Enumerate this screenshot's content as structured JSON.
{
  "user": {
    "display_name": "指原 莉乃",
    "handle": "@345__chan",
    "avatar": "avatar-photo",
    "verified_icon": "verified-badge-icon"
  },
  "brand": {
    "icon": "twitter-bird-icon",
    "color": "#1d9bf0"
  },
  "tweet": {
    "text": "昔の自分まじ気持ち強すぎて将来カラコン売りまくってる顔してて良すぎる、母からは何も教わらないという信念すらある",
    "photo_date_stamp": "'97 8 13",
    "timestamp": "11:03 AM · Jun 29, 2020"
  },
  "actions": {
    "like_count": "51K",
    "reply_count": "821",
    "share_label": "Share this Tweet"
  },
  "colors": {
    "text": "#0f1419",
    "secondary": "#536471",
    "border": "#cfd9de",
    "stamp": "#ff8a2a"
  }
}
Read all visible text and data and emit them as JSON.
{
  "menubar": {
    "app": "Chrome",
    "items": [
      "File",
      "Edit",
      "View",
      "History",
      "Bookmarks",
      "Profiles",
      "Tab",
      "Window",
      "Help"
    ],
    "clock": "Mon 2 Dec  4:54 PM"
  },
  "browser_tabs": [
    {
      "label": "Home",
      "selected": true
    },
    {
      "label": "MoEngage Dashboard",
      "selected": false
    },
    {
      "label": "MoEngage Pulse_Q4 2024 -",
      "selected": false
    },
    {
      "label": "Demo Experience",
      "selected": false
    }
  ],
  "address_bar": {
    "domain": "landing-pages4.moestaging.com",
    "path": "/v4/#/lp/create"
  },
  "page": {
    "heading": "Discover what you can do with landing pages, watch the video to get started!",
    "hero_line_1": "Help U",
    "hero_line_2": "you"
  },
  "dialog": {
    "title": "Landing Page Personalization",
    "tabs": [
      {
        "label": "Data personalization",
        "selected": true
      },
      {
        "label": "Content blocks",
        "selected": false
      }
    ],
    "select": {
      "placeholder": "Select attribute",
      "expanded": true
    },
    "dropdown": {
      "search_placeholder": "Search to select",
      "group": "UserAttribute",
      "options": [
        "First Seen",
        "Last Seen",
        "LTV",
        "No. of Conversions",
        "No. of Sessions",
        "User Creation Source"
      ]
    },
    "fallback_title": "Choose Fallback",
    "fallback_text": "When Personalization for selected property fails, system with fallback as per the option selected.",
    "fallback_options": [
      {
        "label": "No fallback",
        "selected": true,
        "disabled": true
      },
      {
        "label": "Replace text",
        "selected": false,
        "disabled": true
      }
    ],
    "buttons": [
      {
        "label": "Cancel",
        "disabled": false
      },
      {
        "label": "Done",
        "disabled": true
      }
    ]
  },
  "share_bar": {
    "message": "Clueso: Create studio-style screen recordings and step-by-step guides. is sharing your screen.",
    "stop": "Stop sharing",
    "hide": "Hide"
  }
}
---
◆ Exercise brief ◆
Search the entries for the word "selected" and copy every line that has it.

◆ Answer for the task ◆
      "selected": true
      "selected": false
      "selected": false
      "selected": false
        "selected": true
        "selected": false
    "fallback_text": "When Personalization for selected property fails, system with fallback as per the option selected.",
        "selected": true,
        "selected": false,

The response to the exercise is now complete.